Even though a video needs more likes on average to hit the Trending list in the overrepresented categories (about 3x more likes), we still recommend creators make content in the Music, Entertainment, or Gaming categories to maximize their chances of hitting the list. Those categories are represented 20x more on the list than the underrepresented categories.
Last but not least, the user-inputted tags field was analyzed. This is a rather unstructured feature, with the user able to input any tag they wanted, and any number of tags. To bring structure to this, the most frequently occurring tag across all records was kept for each video and recorded as the 'top tag' field.
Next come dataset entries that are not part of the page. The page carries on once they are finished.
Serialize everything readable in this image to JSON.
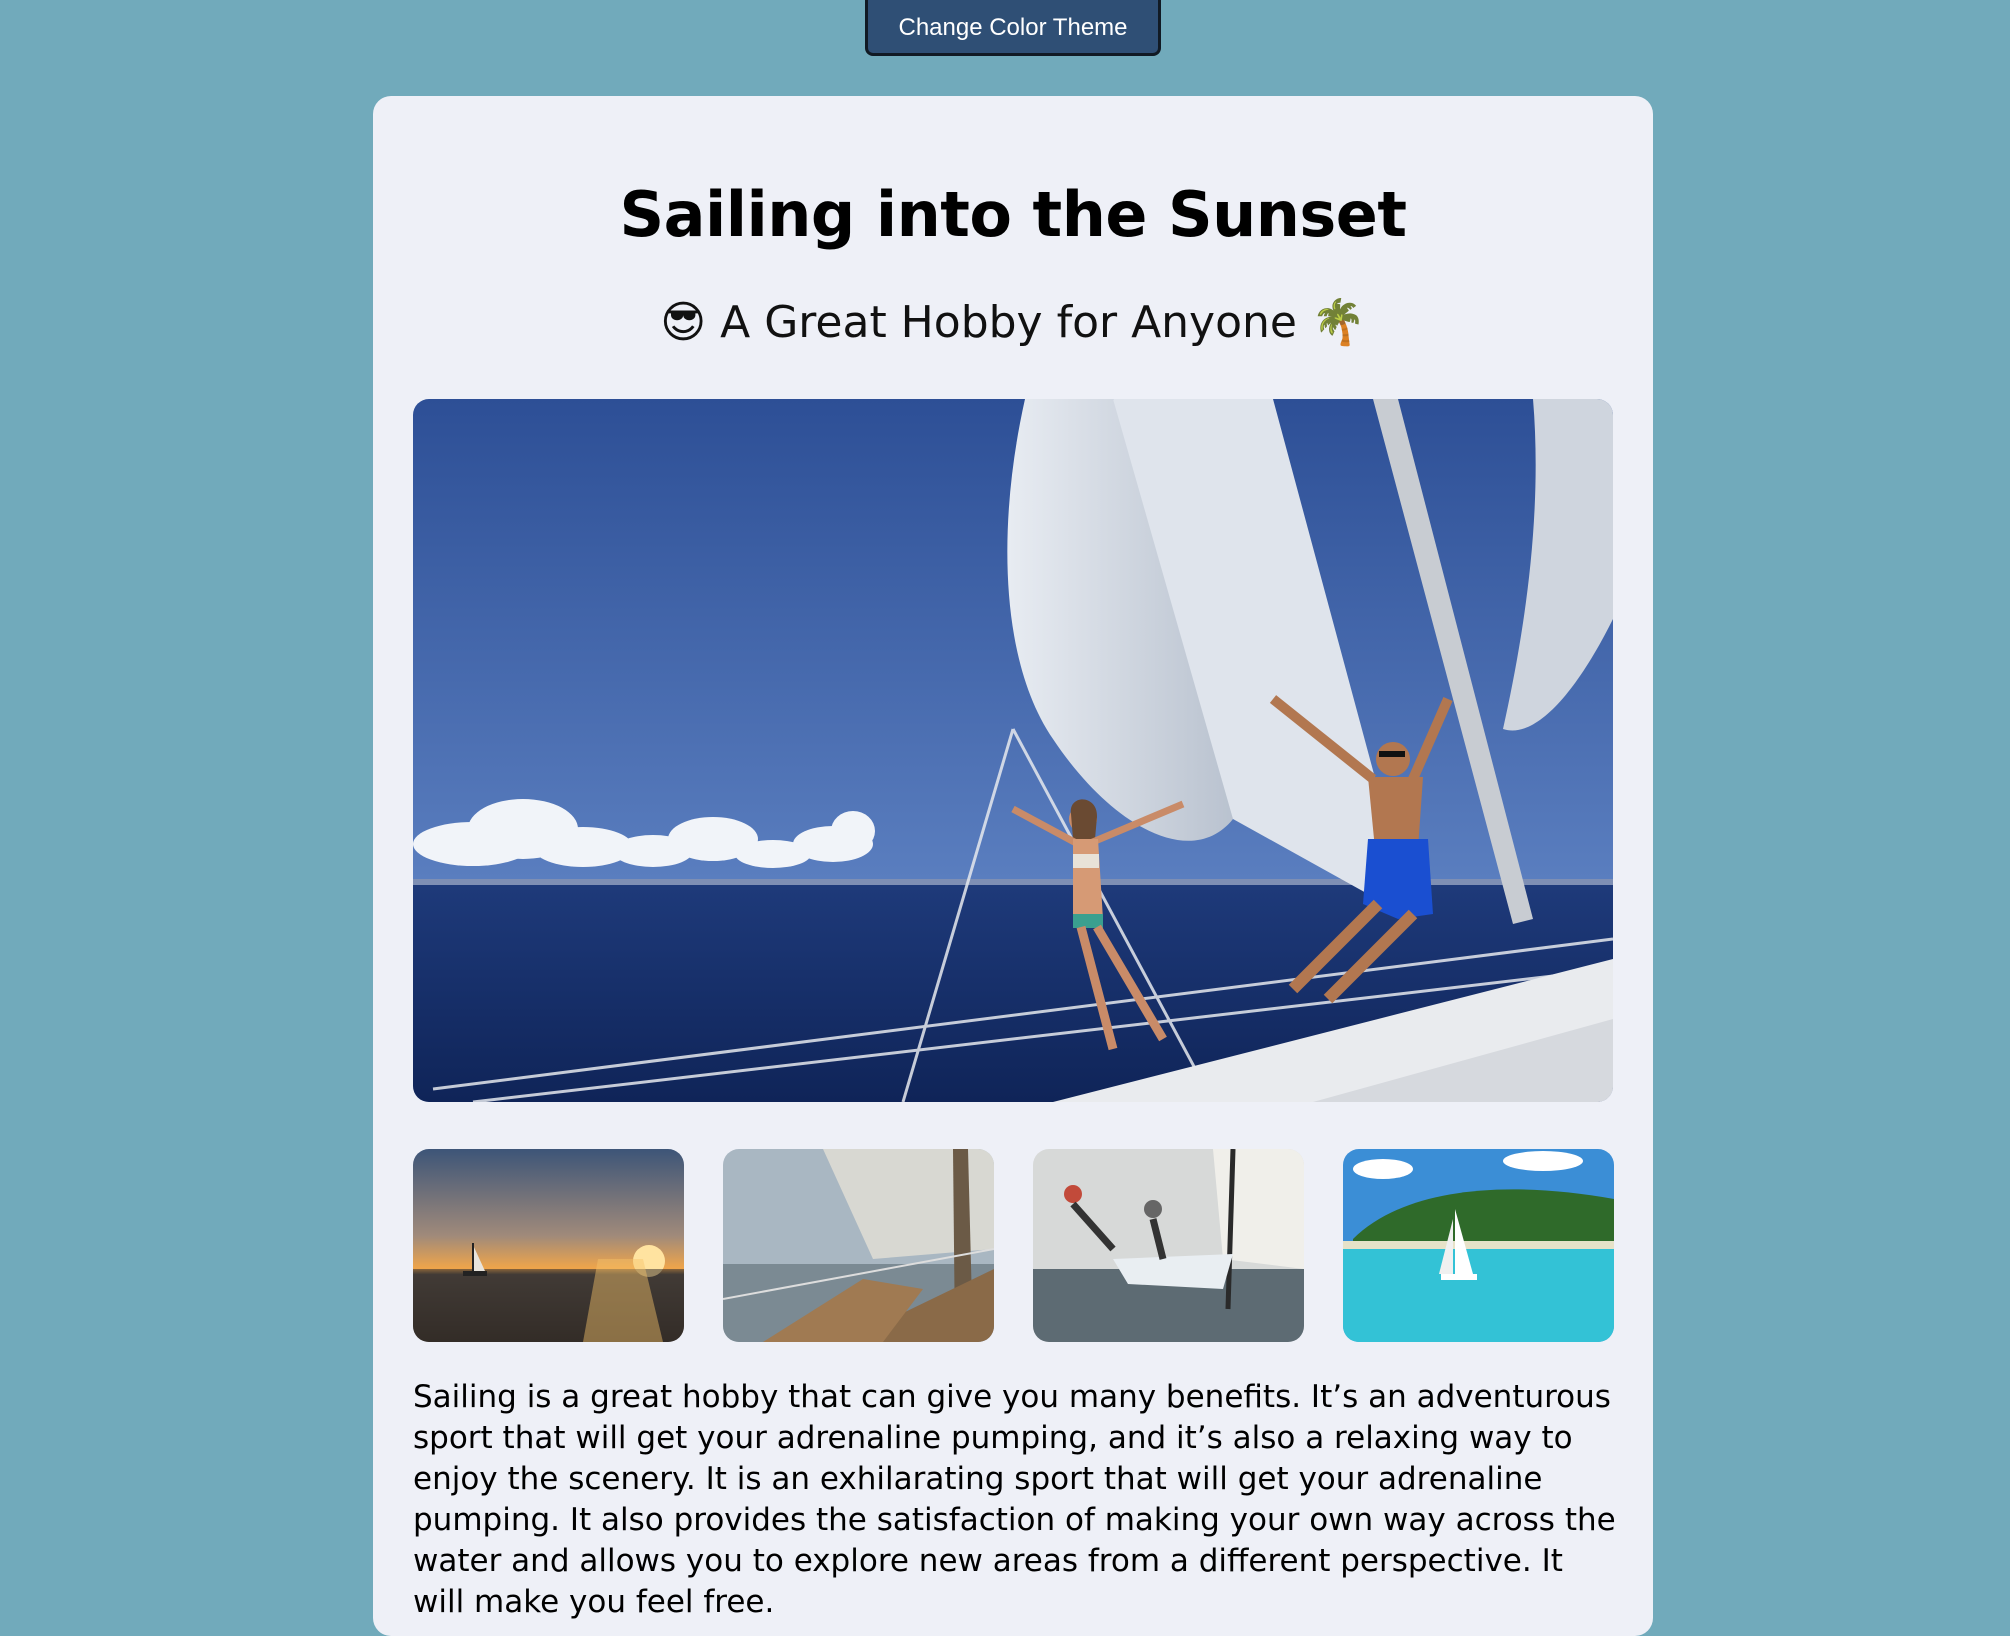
{
  "theme_button": {
    "label": "Change Color Theme"
  },
  "header": {
    "title": "Sailing into the Sunset",
    "subtitle": "A Great Hobby for Anyone",
    "subtitle_emoji_left": "😎",
    "subtitle_emoji_right": "🌴"
  },
  "colors": {
    "page_background": "#71aabb",
    "card_background": "#eef0f7",
    "button_background": "#2f4f75"
  },
  "body": {
    "paragraph": "Sailing is a great hobby that can give you many benefits. It’s an adventurous sport that will get your adrenaline pumping, and it’s also a relaxing way to enjoy the scenery. It is an exhilarating sport that will get your adrenaline pumping. It also provides the satisfaction of making your own way across the water and allows you to explore new areas from a different perspective. It will make you feel free."
  }
}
No conclusive recommendations were made regarding the tags, other than to use them. Over 85% of the videos that made the trending list used tags. An interactive bar chart of tags by category was created for the Shiny App, allowing app users to explore the most frequently used tags in each category or in a combination of categories. This is an area where creators can explore the use of tags in Trending videos, even if there are no recommendations made regarding them in the project.
The aforementioned tags field is a prime area for future development. Due to time constraints in the project this field was analyzed using rather simplistic methods. Using more complicated natural language processing techniques such as Latent Dirichlet Allocation could lead to useful insights into tag use for videos on the Trending list.
The more I worked with this data, the more limiting I found it to be. The fact that I only have data for videos that made the Trending list, and none for a control of videos that didn't make the list, or even a random sample of all videos, means I could not compare the differences between videos that made the list and videos that didn't. Another limit of the data is that the views, likes, and comments do not represent the popularity of videos with certain characteristics. They represent the level of those metrics needed to hit the Trending list for the videos.
I would like to work with YouTube data with view counts, likes, and comments collected for videos that both made and didn't make the Trending list a set amount of time after publishing, maybe between one month and one year (or multiple timeframes). This would allow me to compare the popularity of videos with different characteristics. With this additional data I would likely be able to find more useful advice for content creators on YouTube.